Like it or not, looks like the oil price is heading towards $60 per barrel, driven on by OPEC with more than tacit support from Russia. If soundbites received at the conclusion of the International Energy Forum in Algiers on 28 September are to be believed, the cartel is on course to cut production to a range of 32.5 to 33 million barrels per day (bpd) led by Saudis, in a move likely to be supported by the Russians with some action of their own.
Since both the Russians and Saudis have started talking about “prices”rather than production levels, the coming together of Moscow and Riyadh – who between them are pumping over 20 million bpd – along with the rest of OPEC for some good old fashioned market tinkering appears inevitable.
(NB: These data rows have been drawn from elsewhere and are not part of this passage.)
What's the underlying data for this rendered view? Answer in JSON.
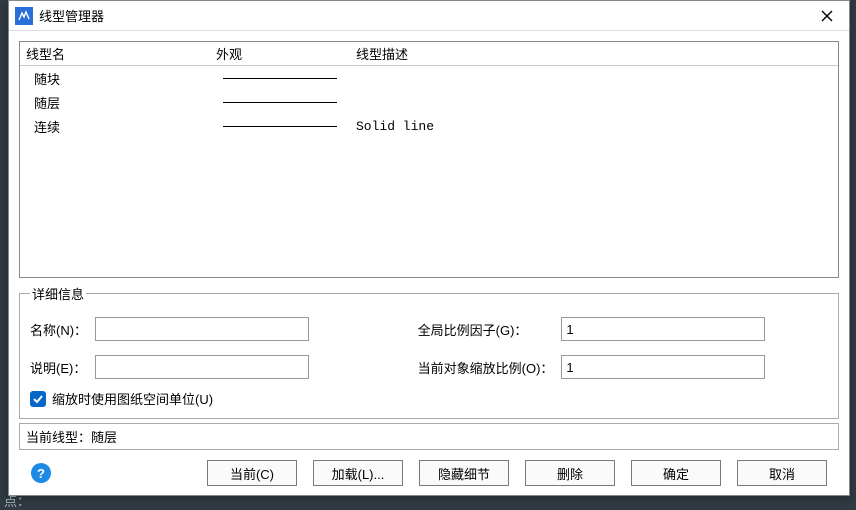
{
  "title": "线型管理器",
  "columns": {
    "name": "线型名",
    "appearance": "外观",
    "desc": "线型描述"
  },
  "rows": [
    {
      "name": "随块",
      "desc": ""
    },
    {
      "name": "随层",
      "desc": ""
    },
    {
      "name": "连续",
      "desc": "Solid line"
    }
  ],
  "details": {
    "legend": "详细信息",
    "name_label": "名称(N)：",
    "name_value": "",
    "desc_label": "说明(E)：",
    "desc_value": "",
    "global_label": "全局比例因子(G)：",
    "global_value": "1",
    "current_scale_label": "当前对象缩放比例(O)：",
    "current_scale_value": "1",
    "checkbox_label": "缩放时使用图纸空间单位(U)"
  },
  "current_prefix": "当前线型：",
  "current_value": "随层",
  "buttons": {
    "current": "当前(C)",
    "load": "加载(L)...",
    "hide": "隐藏细节",
    "delete": "删除",
    "ok": "确定",
    "cancel": "取消"
  },
  "bg": {
    "bottom_left": "点："
  }
}
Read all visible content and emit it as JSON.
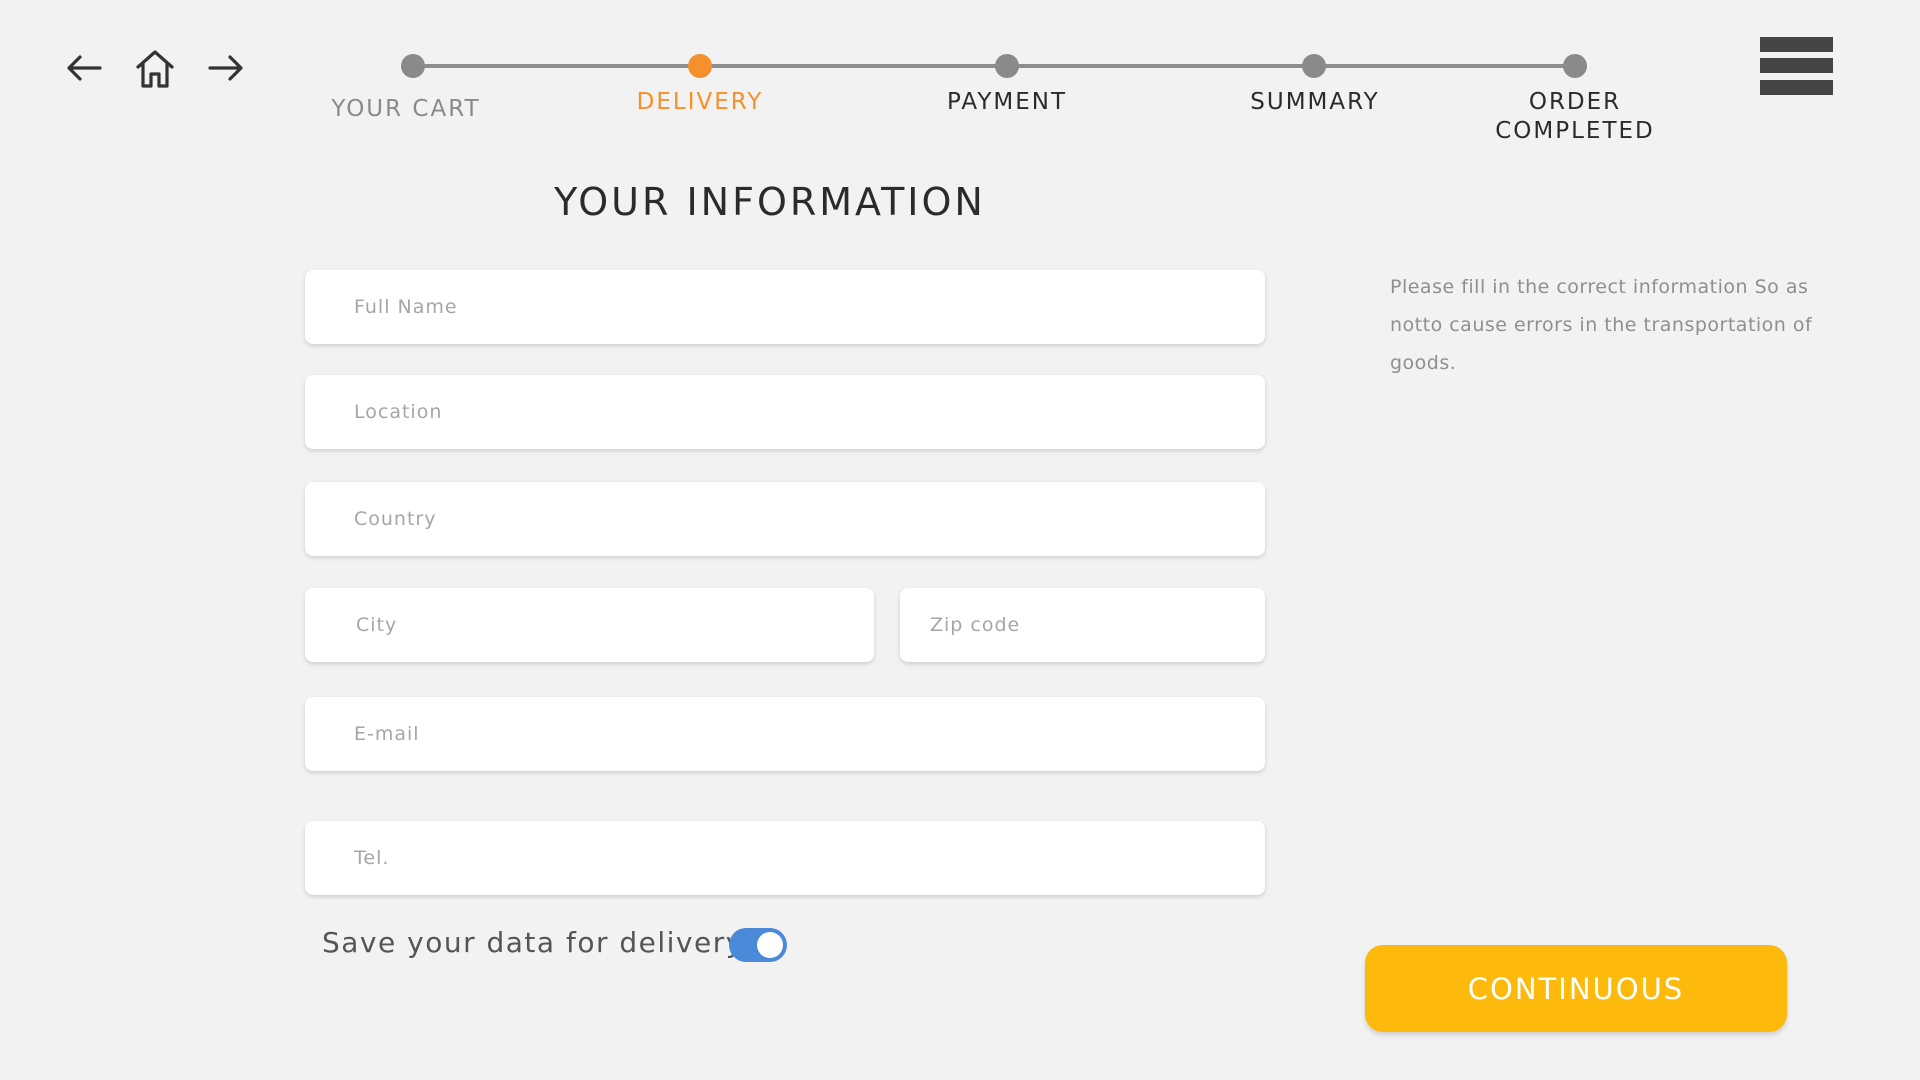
{
  "nav": {
    "back_icon": "arrow-left-icon",
    "home_icon": "home-icon",
    "forward_icon": "arrow-right-icon",
    "menu_icon": "hamburger-menu-icon"
  },
  "steps": [
    {
      "label": "YOUR CART",
      "state": "done"
    },
    {
      "label": "DELIVERY",
      "state": "current"
    },
    {
      "label": "PAYMENT",
      "state": "upcoming"
    },
    {
      "label": "SUMMARY",
      "state": "upcoming"
    },
    {
      "label": "ORDER\nCOMPLETED",
      "state": "upcoming"
    }
  ],
  "title": "YOUR INFORMATION",
  "form": {
    "full_name": {
      "placeholder": "Full Name",
      "value": ""
    },
    "location": {
      "placeholder": "Location",
      "value": ""
    },
    "country": {
      "placeholder": "Country",
      "value": ""
    },
    "city": {
      "placeholder": "City",
      "value": ""
    },
    "zip": {
      "placeholder": "Zip code",
      "value": ""
    },
    "email": {
      "placeholder": "E-mail",
      "value": ""
    },
    "tel": {
      "placeholder": "Tel.",
      "value": ""
    }
  },
  "hint": "Please fill in the correct information So as notto cause errors in the transportation of goods.",
  "save_data": {
    "label": "Save your data for delivery",
    "enabled": true
  },
  "continue_label": "CONTINUOUS",
  "colors": {
    "accent": "#f6902c",
    "button": "#fdba0c",
    "toggle": "#4a8ad8",
    "background": "#f2f2f2"
  }
}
Of course, the so-called lowering of OPEC production – details of which we are unlikely to receive before the conclusion of the cartel’s next summit on 30 November – will most likely exclude Libya, Nigeria and Iran for multitude of reasons ranging from an improvement in security situation in Nigeria and Libya to Iran’s unwillingness to cap its production until it reaches its pre-sanctions level of 4 million bpd.
Nonetheless, the market senses it will happen because OPEC’s policy of keeping the taps open, in place since June 2014 when the Saudis insisted on it, has failed to land a fatal blow on US shale players. Bjarne Schieldrop, Chief Commodities Analyst at Nordic bank SEB says, “With several market references to ‘$60 is what US shale oil needs’, it seems OPEC is now naturally aiming for this. Not only has OPEC’s verbal intervention so far lifted crude oil prices higher; by indicating that it is willing to freeze or cut and stabilize the oil market, it has also re-implemented the ‘OPEC put’, taking care of the downside risk.
“With all the pre-negotiations now going on and all the different supportive statements from both Saudi Arabia as well as Russia, it now looks like a fair chance that there will actually be an agreement in Vienna on 30 November.”
However, with the downside risk being taken care of, among those smiling the most are the very shale players stateside that OPEC attempted to knock out of the game. Agreed the oil price, using Brent as a benchmark, is still significantly below $60. However, US shale oil players and Canadian upstarts can lock in new, planned production on the forward curve. This is already reflected in the gradually rising North American rig counts.
Expect more, with perceived reduction in the downside risk as the implementation date of the ‘OPEC put’ draws nearer. From a low of just north of 300 US rigs in May, by the time OPEC’s next summit convenes, we could well be above 500 rigs based on the anecdotal evidence I have from selected law firms in Chicago and Houston, central to the paperwork for drilling permits.